*** Block opens ***
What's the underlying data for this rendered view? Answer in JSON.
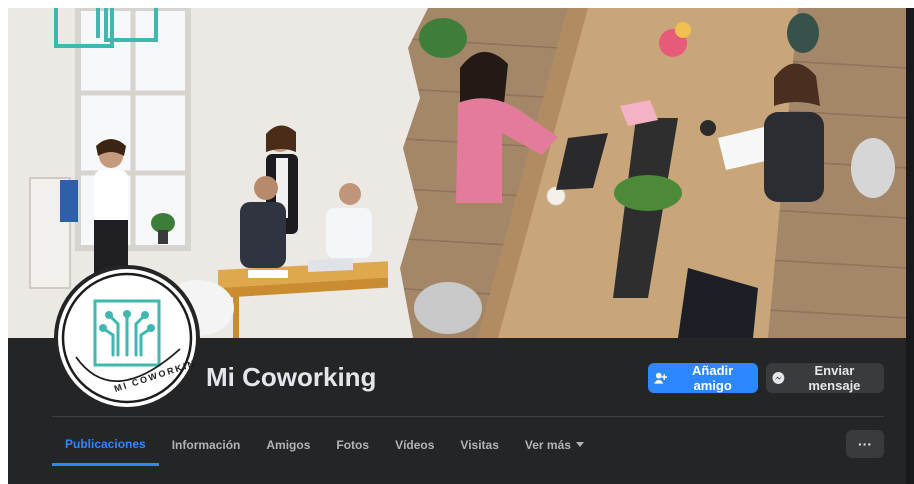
{
  "page": {
    "name": "Mi Coworking",
    "logo_text": "MI COWORKING"
  },
  "actions": {
    "add_friend_label": "Añadir amigo",
    "message_label": "Enviar mensaje",
    "more_label": "···"
  },
  "tabs": [
    {
      "label": "Publicaciones",
      "active": true
    },
    {
      "label": "Información"
    },
    {
      "label": "Amigos"
    },
    {
      "label": "Fotos"
    },
    {
      "label": "Vídeos"
    },
    {
      "label": "Visitas"
    },
    {
      "label": "Ver más",
      "has_dropdown": true
    }
  ],
  "colors": {
    "accent": "#2d88ff",
    "background": "#18191a",
    "surface": "#242526",
    "secondary_button": "#3a3b3c",
    "text_primary": "#e4e6eb",
    "text_secondary": "#b0b3b8",
    "logo_teal": "#3fb8b0"
  },
  "icons": {
    "add_friend": "person-plus-icon",
    "message": "messenger-icon",
    "dropdown": "caret-down-icon",
    "more": "ellipsis-icon"
  }
}
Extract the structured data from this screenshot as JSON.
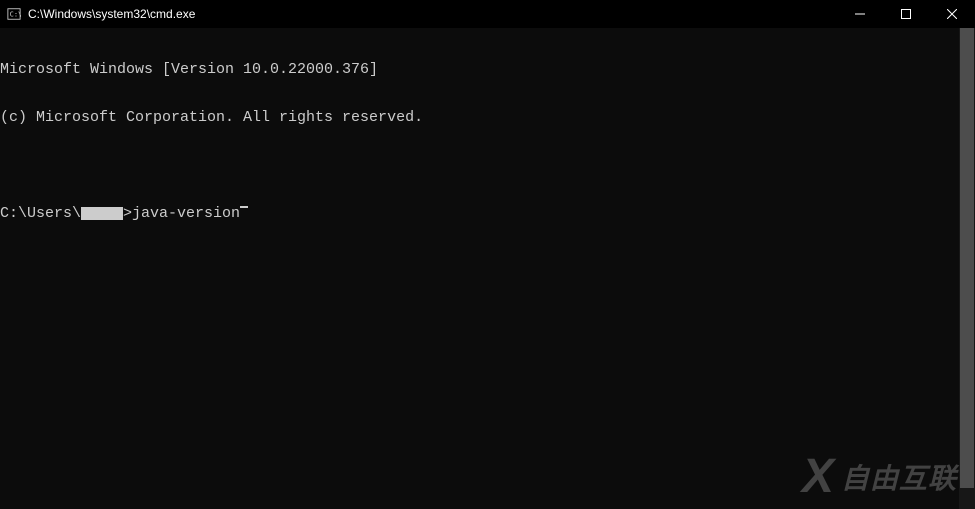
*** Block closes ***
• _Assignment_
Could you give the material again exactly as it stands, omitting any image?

• _Response to the task_
What's the underlying data for this rendered view? Answer in JSON.
{
  "page": {
    "name": "Mi Coworking",
    "logo_text": "MI COWORKING"
  },
  "actions": {
    "add_friend_label": "Añadir amigo",
    "message_label": "Enviar mensaje",
    "more_label": "···"
  },
  "tabs": [
    {
      "label": "Publicaciones",
      "active": true
    },
    {
      "label": "Información"
    },
    {
      "label": "Amigos"
    },
    {
      "label": "Fotos"
    },
    {
      "label": "Vídeos"
    },
    {
      "label": "Visitas"
    },
    {
      "label": "Ver más",
      "has_dropdown": true
    }
  ],
  "colors": {
    "accent": "#2d88ff",
    "background": "#18191a",
    "surface": "#242526",
    "secondary_button": "#3a3b3c",
    "text_primary": "#e4e6eb",
    "text_secondary": "#b0b3b8",
    "logo_teal": "#3fb8b0"
  },
  "icons": {
    "add_friend": "person-plus-icon",
    "message": "messenger-icon",
    "dropdown": "caret-down-icon",
    "more": "ellipsis-icon"
  }
}
Extract the structured data from this screenshot as JSON.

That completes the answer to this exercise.